It certainly doesn't feel like I have much free time at all, so the last thing I want to read is that the feeling of always being busy is due to my poor planning. Work is busy, parenting is busy, and I have entire weeks when I feel like I don't have any time to do anything for myself. Work's not suffering, and my kids aren't suffering.  When I'm busy, though, it's as if those two things take up all of my time leaving me nothing left for myself. It's hard. Exercise, going to the doctor for non-essential appointments, getting haircuts, eating well - that's what gets thrown by the wayside. I already do all of the things that internet forums, online listicles and my friends tell me I should do to make things easier: I cook in advance, my husband pulls his weight, I write lists, I have a slow-cooker, I write more lists, I do online shopping, and some evenings all we eat is tinned soup and toast. But, I'm still busy. And when I'm not busy anymore and the kids are in bed and I don't have work to do, my brain is instantly transformed into a pumpkin-like mush, and all I want to do is vegetate while grunting single-syllable words, preferably while watching television through glazed-over eyes. The last thing I feel like doing is anything useful. I think that if I spent that glorious brain-pumpkin-mush time doing useful things, I'd get so tightly would up, I'd snap. Or get sick.  Or get behind on my essential TV viewing.  I didn't want to read an article that told me otherwise.

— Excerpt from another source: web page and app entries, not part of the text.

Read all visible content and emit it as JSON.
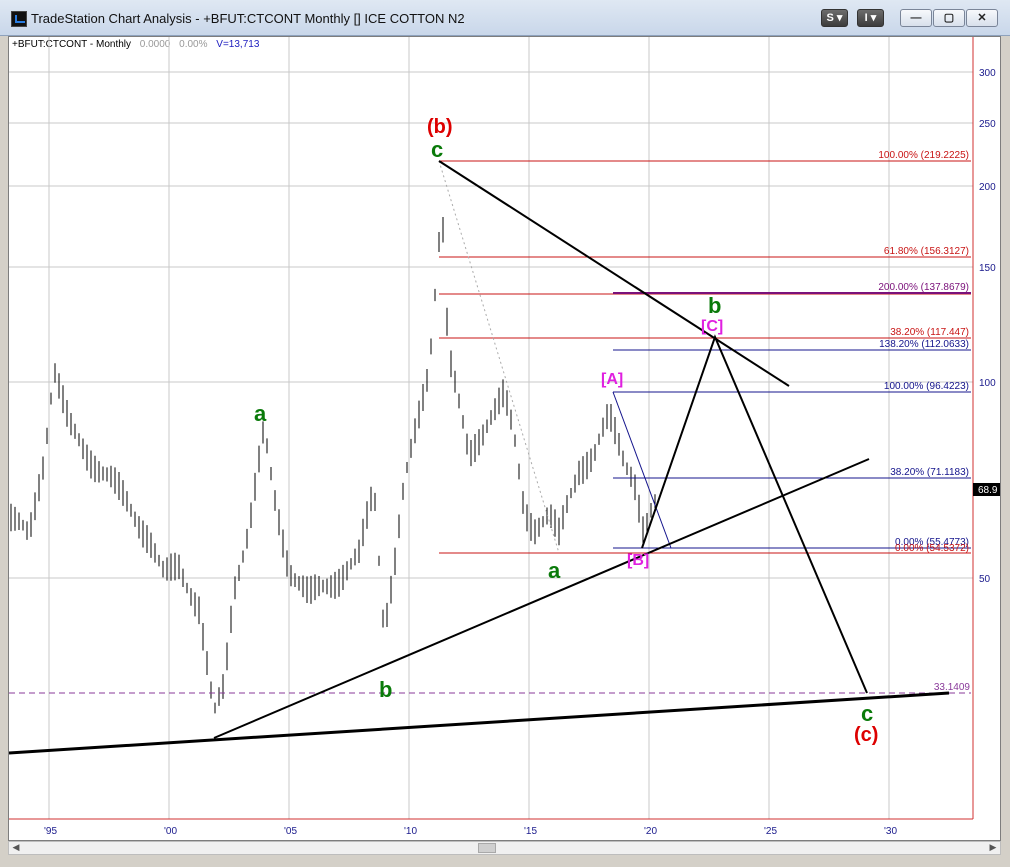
{
  "window": {
    "title": "TradeStation Chart Analysis - +BFUT:CTCONT Monthly [] ICE COTTON N2",
    "buttons": {
      "s_label": "S",
      "i_label": "I",
      "minimize": "—",
      "maximize": "▢",
      "close": "✕"
    }
  },
  "info": {
    "symbol": "+BFUT:CTCONT - Monthly",
    "val1": "0.0000",
    "val2": "0.00%",
    "volume": "V=13,713"
  },
  "colors": {
    "green": "#0a7a0a",
    "red": "#dd0000",
    "magenta": "#e020e0",
    "fib_red": "#c81414",
    "fib_blue": "#14148c",
    "price_axis": "#1a1a8c"
  },
  "price_axis": {
    "labels": [
      "300",
      "250",
      "200",
      "150",
      "100",
      "50"
    ],
    "current_price": "68.9"
  },
  "time_axis": {
    "labels": [
      "'95",
      "'00",
      "'05",
      "'10",
      "'15",
      "'20",
      "'25",
      "'30"
    ]
  },
  "fib_levels": [
    {
      "label": "100.00% (219.2225)",
      "color": "red"
    },
    {
      "label": "61.80% (156.3127)",
      "color": "red"
    },
    {
      "label": "200.00% (137.8679)",
      "color": "purple"
    },
    {
      "label": "38.20% (117.447)",
      "color": "red"
    },
    {
      "label": "138.20% (112.0633)",
      "color": "blue"
    },
    {
      "label": "100.00% (96.4223)",
      "color": "blue"
    },
    {
      "label": "38.20% (71.1183)",
      "color": "blue"
    },
    {
      "label": "0.00% (55.4773)",
      "color": "blue"
    },
    {
      "label": "0.00% (54.5372)",
      "color": "red"
    },
    {
      "label": "33.1409",
      "color": "purple"
    }
  ],
  "wave_labels": {
    "b_paren_top": "(b)",
    "c_top": "c",
    "a_2004": "a",
    "b_2009": "b",
    "a_2016": "a",
    "A_bracket": "[A]",
    "B_bracket": "[B]",
    "C_bracket": "[C]",
    "b_future": "b",
    "c_future": "c",
    "c_paren_future": "(c)"
  }
}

Further reading showed that the article is about a book, which I suppose I should actually read before assuming that the ideas contained within will send me into a rage. In fact, the book, I know how she does it, actually looks quite interesting. Before reading it, though, I had a quick brainstorm about this extra time that I may actually be wasting (apart from my invaluable brain-pumpkin-mush time), and all I could think of was the time I spend asleep. What a waste of time that is! Maybe being a vampire would help? The weather's been so bad recently the whole not being in daylight thing may not even be an issue if I were to turn into the un-dead. Although, now I think about it, becoming a vampire is a tricky business. Plus, all of that fighting with werewolves would become tiresome, and potentially take up even more time. Maybe the sleep will have to stay, and I'll have to actually read this book to get tips. Watch this space, then, I suppose ...